TASK STATEMENT
Where the string "name" occurs in the material below, report the whole line.

RECORDS FOR THE TASK
************
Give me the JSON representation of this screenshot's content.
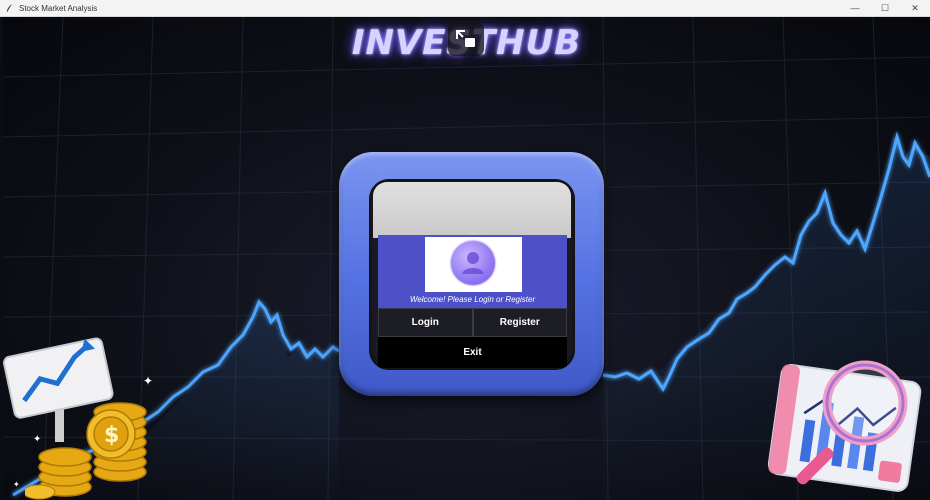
{
  "window": {
    "title": "Stock Market Analysis"
  },
  "window_controls": {
    "minimize": "—",
    "maximize": "☐",
    "close": "✕"
  },
  "brand": {
    "name": "INVESTHUB"
  },
  "login_panel": {
    "welcome_text": "Welcome! Please Login or Register",
    "login_label": "Login",
    "register_label": "Register",
    "exit_label": "Exit"
  },
  "colors": {
    "frame": "#5a76e6",
    "band": "#4e50c7",
    "chart_line": "#4da6ff",
    "brand_glow": "#8f7dff"
  }
}
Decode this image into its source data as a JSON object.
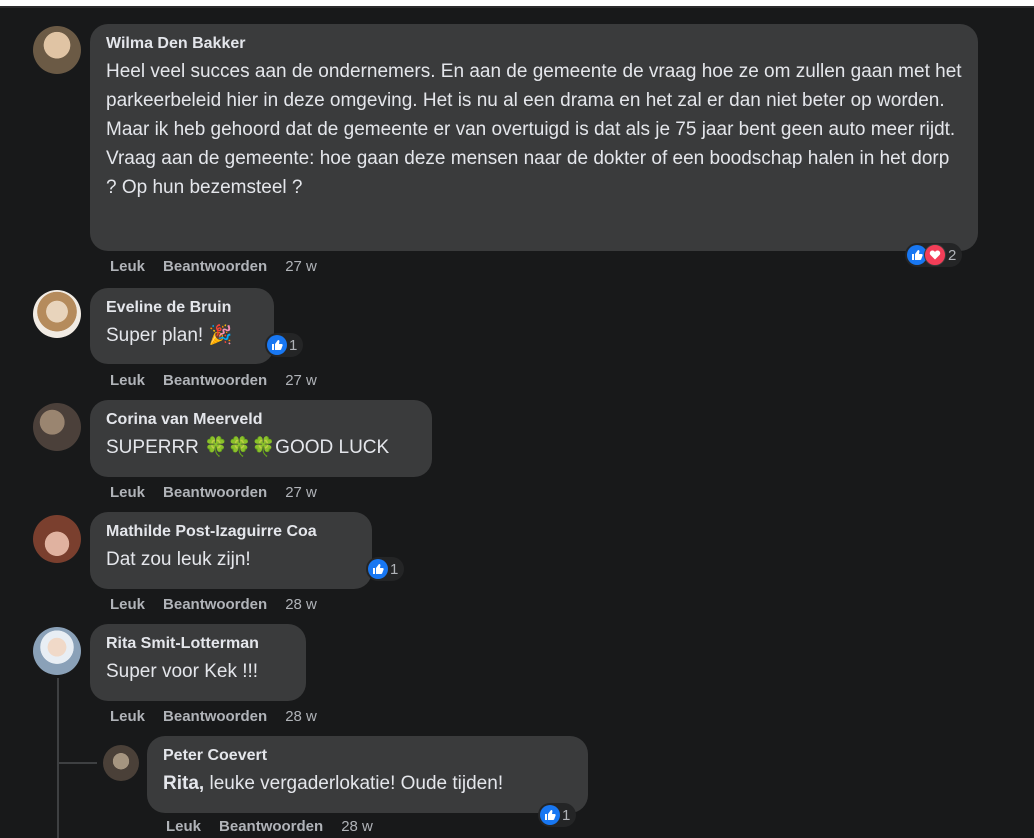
{
  "comments": [
    {
      "name": "Wilma Den Bakker",
      "text": "Heel veel succes aan de ondernemers. En aan de gemeente de vraag hoe ze om zullen gaan met het parkeerbeleid hier in deze omgeving. Het is nu al een drama en het zal er dan niet beter op worden. Maar ik heb gehoord dat de gemeente er van overtuigd is dat als je 75 jaar bent geen auto meer rijdt. Vraag aan de gemeente: hoe gaan deze mensen naar de dokter of een boodschap halen in het dorp ? Op hun bezemsteel ?",
      "like_label": "Leuk",
      "reply_label": "Beantwoorden",
      "time": "27 w",
      "reaction_count": "2",
      "avatar_colors": [
        "#c9a98a",
        "#6b5a45"
      ]
    },
    {
      "name": "Eveline de Bruin",
      "text": "Super plan!",
      "emoji": "🎉",
      "like_label": "Leuk",
      "reply_label": "Beantwoorden",
      "time": "27 w",
      "reaction_count": "1",
      "avatar_colors": [
        "#d8c6b0",
        "#8b6d4f"
      ]
    },
    {
      "name": "Corina van Meerveld",
      "text_before": "SUPERRR",
      "emoji": "🍀🍀🍀",
      "text_after": "GOOD LUCK",
      "like_label": "Leuk",
      "reply_label": "Beantwoorden",
      "time": "27 w",
      "avatar_colors": [
        "#7a6a5a",
        "#3a3330"
      ]
    },
    {
      "name": "Mathilde Post-Izaguirre Coa",
      "text": "Dat zou leuk zijn!",
      "like_label": "Leuk",
      "reply_label": "Beantwoorden",
      "time": "28 w",
      "reaction_count": "1",
      "avatar_colors": [
        "#c98f7a",
        "#6e3d2f"
      ]
    },
    {
      "name": "Rita Smit-Lotterman",
      "text": "Super voor Kek !!!",
      "like_label": "Leuk",
      "reply_label": "Beantwoorden",
      "time": "28 w",
      "avatar_colors": [
        "#dfe7ee",
        "#7d8fa3"
      ]
    },
    {
      "name": "Peter Coevert",
      "mention": "Rita,",
      "text": " leuke vergaderlokatie! Oude tijden!",
      "like_label": "Leuk",
      "reply_label": "Beantwoorden",
      "time": "28 w",
      "reaction_count": "1",
      "avatar_colors": [
        "#8a7c6a",
        "#4a4038"
      ]
    }
  ],
  "colors": {
    "background": "#18191a",
    "bubble": "#3a3b3c",
    "like_blue": "#1877f2",
    "love_red": "#f33e58",
    "meta_text": "#b0b3b8"
  },
  "icons": [
    "like-icon",
    "love-icon",
    "avatar"
  ]
}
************
RESPONSE
    "name": "INVESTHUB"
      "name": "Wilma Den Bakker",
      "name": "Eveline de Bruin",
      "name": "Corina van Meerveld",
      "name": "Mathilde Post-Izaguirre Coa",
      "name": "Rita Smit-Lotterman",
      "name": "Peter Coevert",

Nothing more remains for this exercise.